• [What to work on]
For the material that follows, work out how many lines hold the word "JSON" and answer only with the number.

• [Dataset records]
....................

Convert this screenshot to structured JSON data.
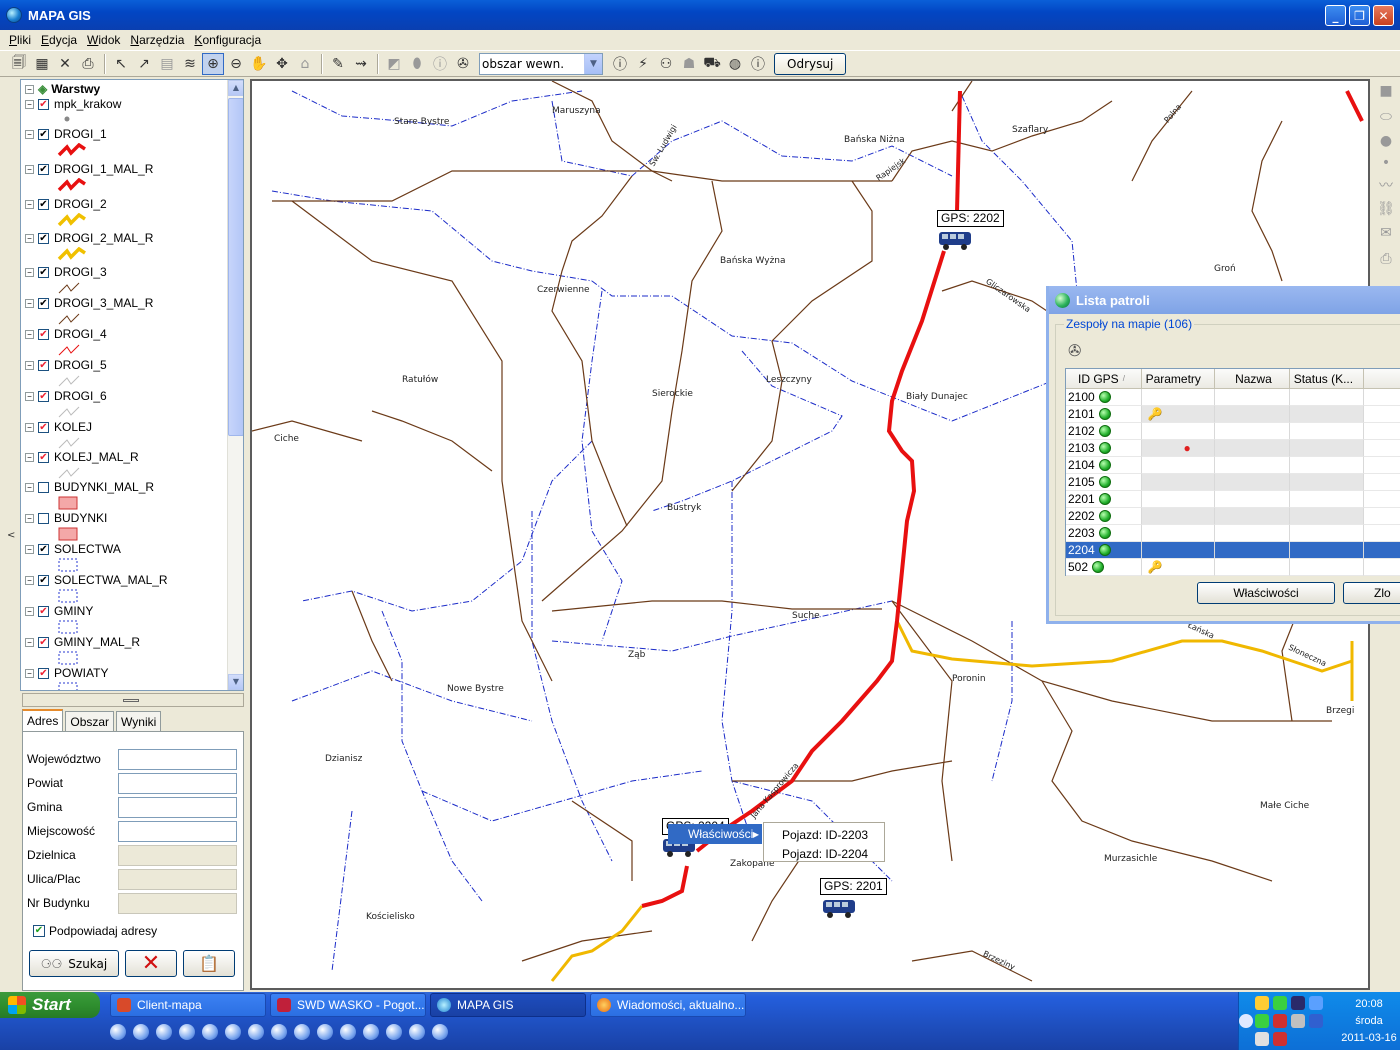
{
  "window": {
    "title": "MAPA GIS"
  },
  "menu": [
    "Pliki",
    "Edycja",
    "Widok",
    "Narzędzia",
    "Konfiguracja"
  ],
  "toolbar": {
    "area_select_value": "obszar wewn.",
    "redraw_label": "Odrysuj"
  },
  "layers": {
    "root": "Warstwy",
    "items": [
      {
        "name": "mpk_krakow",
        "checked": true,
        "symbol": "dot"
      },
      {
        "name": "DROGI_1",
        "checked": true,
        "symbol": "red-thick"
      },
      {
        "name": "DROGI_1_MAL_R",
        "checked": true,
        "symbol": "red-thick"
      },
      {
        "name": "DROGI_2",
        "checked": true,
        "symbol": "yellow-thick"
      },
      {
        "name": "DROGI_2_MAL_R",
        "checked": true,
        "symbol": "yellow-thick"
      },
      {
        "name": "DROGI_3",
        "checked": true,
        "symbol": "brown-thin"
      },
      {
        "name": "DROGI_3_MAL_R",
        "checked": true,
        "symbol": "brown-thin"
      },
      {
        "name": "DROGI_4",
        "checked": true,
        "symbol": "red-thin"
      },
      {
        "name": "DROGI_5",
        "checked": true,
        "symbol": "grey-thin"
      },
      {
        "name": "DROGI_6",
        "checked": true,
        "symbol": "grey-thin"
      },
      {
        "name": "KOLEJ",
        "checked": true,
        "symbol": "grey-thin"
      },
      {
        "name": "KOLEJ_MAL_R",
        "checked": true,
        "symbol": "grey-thin"
      },
      {
        "name": "BUDYNKI_MAL_R",
        "checked": false,
        "symbol": "pink-box"
      },
      {
        "name": "BUDYNKI",
        "checked": false,
        "symbol": "pink-box"
      },
      {
        "name": "SOLECTWA",
        "checked": true,
        "symbol": "dashed-box"
      },
      {
        "name": "SOLECTWA_MAL_R",
        "checked": true,
        "symbol": "dashed-box"
      },
      {
        "name": "GMINY",
        "checked": true,
        "symbol": "dashed-box"
      },
      {
        "name": "GMINY_MAL_R",
        "checked": true,
        "symbol": "dashed-box"
      },
      {
        "name": "POWIATY",
        "checked": true,
        "symbol": "dashed-box"
      }
    ]
  },
  "search": {
    "tabs": [
      "Adres",
      "Obszar",
      "Wyniki"
    ],
    "fields": [
      {
        "label": "Województwo",
        "value": "",
        "enabled": true
      },
      {
        "label": "Powiat",
        "value": "",
        "enabled": true
      },
      {
        "label": "Gmina",
        "value": "",
        "enabled": true
      },
      {
        "label": "Miejscowość",
        "value": "",
        "enabled": true
      },
      {
        "label": "Dzielnica",
        "value": "",
        "enabled": false
      },
      {
        "label": "Ulica/Plac",
        "value": "",
        "enabled": false
      },
      {
        "label": "Nr Budynku",
        "value": "",
        "enabled": false
      }
    ],
    "suggest_label": "Podpowiadaj adresy",
    "search_button": "Szukaj"
  },
  "map": {
    "places": [
      "Maruszyna",
      "Stare Bystre",
      "Bańska Niżna",
      "Szaflary",
      "Czerwienne",
      "Bańska Wyżna",
      "Groń",
      "Ratułów",
      "Sierockie",
      "Leszczyny",
      "Biały Dunajec",
      "Ciche",
      "Bustryk",
      "Suche",
      "Ząb",
      "Poronin",
      "Nowe Bystre",
      "Dzianisz",
      "Zakopane",
      "Murzasichle",
      "Małe Ciche",
      "Kościelisko",
      "Brzegi"
    ],
    "streets": [
      "Sw. Ludwigi",
      "Rapiejsk",
      "Gliczarowska",
      "Polna",
      "Jana Kasprowicza",
      "Słoneczna",
      "Brzeziny",
      "Łańska"
    ],
    "gps_labels": [
      "GPS: 2202",
      "GPS: 2204",
      "GPS: 2201"
    ]
  },
  "patrol_window": {
    "title": "Lista patroli",
    "group_label": "Zespoły na mapie  (106)",
    "columns": [
      "ID GPS",
      "Parametry",
      "Nazwa",
      "Status (K..."
    ],
    "rows": [
      {
        "id": "2100",
        "param": ""
      },
      {
        "id": "2101",
        "param": "key"
      },
      {
        "id": "2102",
        "param": ""
      },
      {
        "id": "2103",
        "param": "alarm"
      },
      {
        "id": "2104",
        "param": ""
      },
      {
        "id": "2105",
        "param": ""
      },
      {
        "id": "2201",
        "param": ""
      },
      {
        "id": "2202",
        "param": ""
      },
      {
        "id": "2203",
        "param": ""
      },
      {
        "id": "2204",
        "param": "",
        "selected": true
      },
      {
        "id": "502",
        "param": "key"
      }
    ],
    "btn_properties": "Właściwości",
    "btn_second": "Zlo"
  },
  "context_menu": {
    "item": "Właściwości",
    "submenu": [
      "Pojazd: ID-2203",
      "Pojazd: ID-2204"
    ]
  },
  "taskbar": {
    "start": "Start",
    "tasks": [
      "Client-mapa",
      "SWD WASKO - Pogot...",
      "MAPA GIS",
      "Wiadomości, aktualno..."
    ],
    "time": "20:08",
    "day": "środa",
    "date": "2011-03-16"
  }
}
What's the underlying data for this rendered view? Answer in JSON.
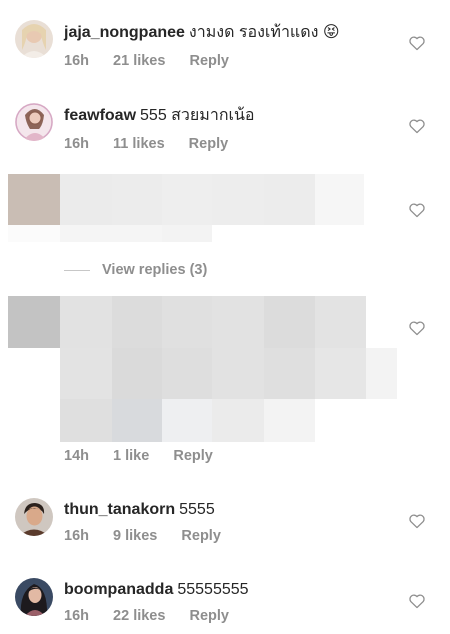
{
  "comments": [
    {
      "username": "jaja_nongpanee",
      "text": "งามงด รองเท้าแดง 😝",
      "time": "16h",
      "likes": "21 likes",
      "reply": "Reply"
    },
    {
      "username": "feawfoaw",
      "text": "555 สวยมากเน้อ",
      "time": "16h",
      "likes": "11 likes",
      "reply": "Reply"
    },
    {
      "time": "14h",
      "likes": "1 like",
      "reply": "Reply"
    },
    {
      "username": "thun_tanakorn",
      "text": "5555",
      "time": "16h",
      "likes": "9 likes",
      "reply": "Reply"
    },
    {
      "username": "boompanadda",
      "text": "55555555",
      "time": "16h",
      "likes": "22 likes",
      "reply": "Reply"
    }
  ],
  "view_replies": {
    "label": "View replies (3)"
  },
  "icons": {
    "like": "heart-outline-icon"
  },
  "colors": {
    "text": "#262626",
    "secondary": "#8e8e8e",
    "icon": "#8e8e8e"
  }
}
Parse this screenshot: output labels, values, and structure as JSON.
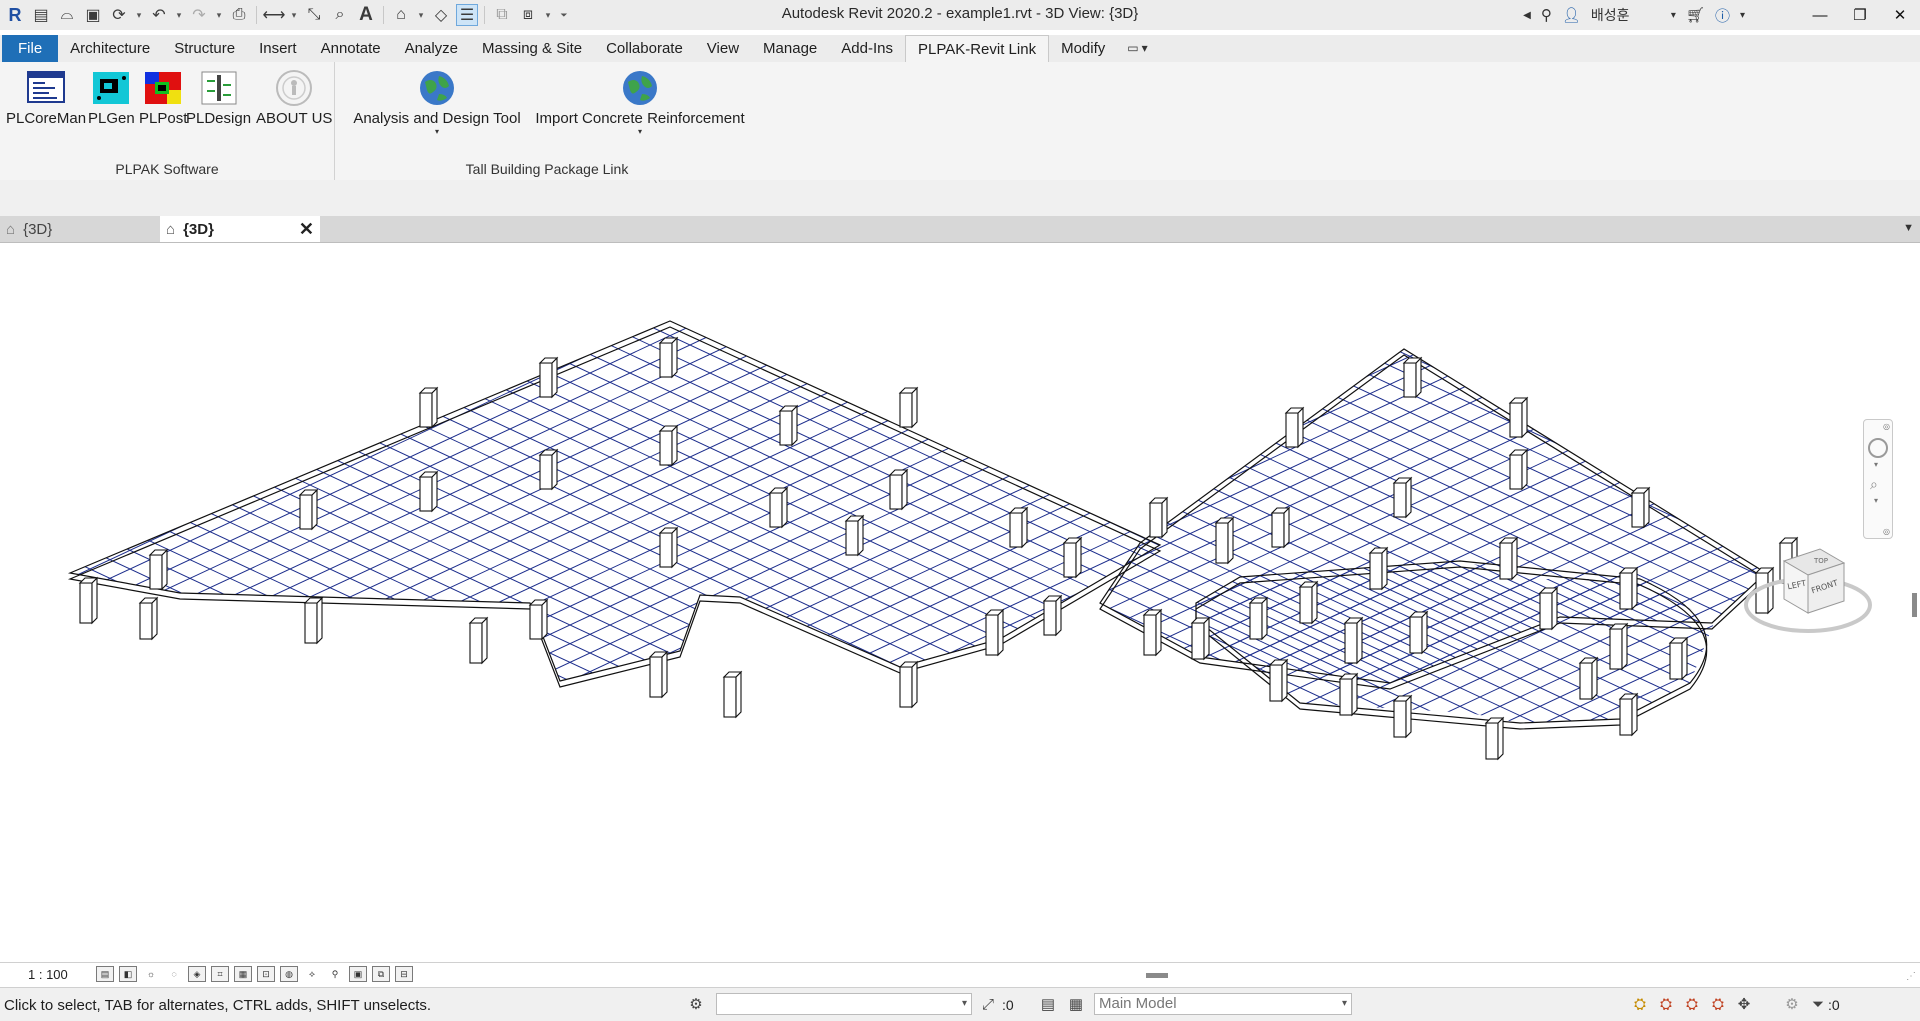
{
  "app": {
    "title": "Autodesk Revit 2020.2 - example1.rvt - 3D View: {3D}",
    "user": "배성훈",
    "colors": {
      "file_tab": "#1f6fb7",
      "ribbon_bg": "#f4f4f4",
      "wireframe": "#000000",
      "grid": "#1c2d8c"
    }
  },
  "qat": {
    "icons": [
      "revit-logo-icon",
      "info-center-icon",
      "open-icon",
      "save-icon",
      "sync-icon",
      "undo-icon",
      "redo-icon",
      "print-icon",
      "measure-icon",
      "dimension-icon",
      "tag-icon",
      "text-icon",
      "3d-view-icon",
      "section-icon",
      "thin-lines-icon",
      "close-hidden-icon",
      "switch-windows-icon",
      "customize-icon"
    ]
  },
  "title_right": {
    "icons": [
      "search-icon",
      "binoculars-icon",
      "user-icon",
      "cart-icon",
      "help-icon",
      "minimize-icon",
      "restore-icon",
      "close-icon"
    ]
  },
  "ribbon_tabs": [
    {
      "label": "File"
    },
    {
      "label": "Architecture"
    },
    {
      "label": "Structure"
    },
    {
      "label": "Insert"
    },
    {
      "label": "Annotate"
    },
    {
      "label": "Analyze"
    },
    {
      "label": "Massing & Site"
    },
    {
      "label": "Collaborate"
    },
    {
      "label": "View"
    },
    {
      "label": "Manage"
    },
    {
      "label": "Add-Ins"
    },
    {
      "label": "PLPAK-Revit Link"
    },
    {
      "label": "Modify"
    }
  ],
  "active_tab": "PLPAK-Revit Link",
  "panels": [
    {
      "title": "PLPAK Software",
      "buttons": [
        {
          "label": "PLCoreMan",
          "icon": "plcoreman-icon"
        },
        {
          "label": "PLGen",
          "icon": "plgen-icon"
        },
        {
          "label": "PLPost",
          "icon": "plpost-icon"
        },
        {
          "label": "PLDesign",
          "icon": "pldesign-icon"
        },
        {
          "label": "ABOUT US",
          "icon": "about-us-icon"
        }
      ]
    },
    {
      "title": "Tall Building Package Link",
      "buttons": [
        {
          "label": "Analysis and Design Tool",
          "icon": "globe-icon"
        },
        {
          "label": "Import Concrete Reinforcement",
          "icon": "globe-icon"
        }
      ]
    }
  ],
  "doc_tabs": [
    {
      "label": "{3D}"
    },
    {
      "label": "{3D}"
    }
  ],
  "viewcube": {
    "faces": [
      "TOP",
      "LEFT",
      "FRONT"
    ]
  },
  "view_controls": {
    "scale": "1 : 100"
  },
  "status": {
    "text": "Click to select, TAB for alternates, CTRL adds, SHIFT unselects.",
    "worksharing_value": ":0",
    "model": "Main Model",
    "filter_count": ":0"
  }
}
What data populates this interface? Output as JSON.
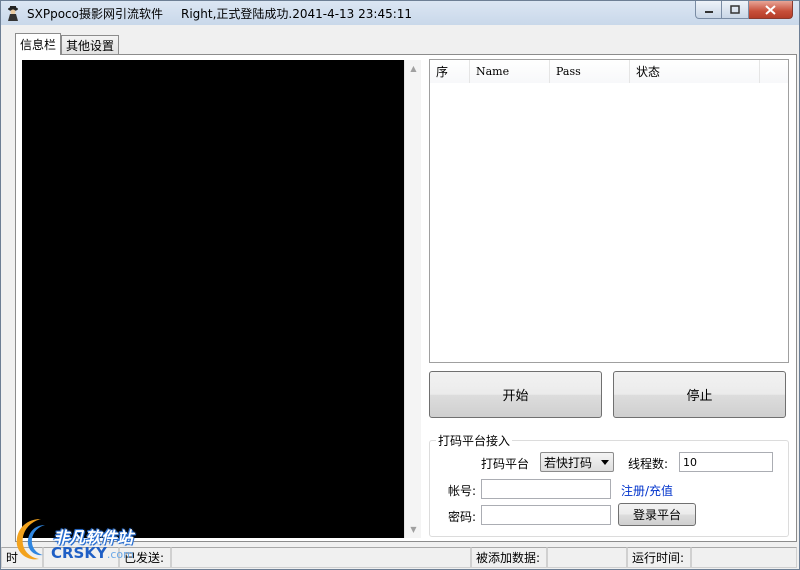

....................

• [Expected answer]
4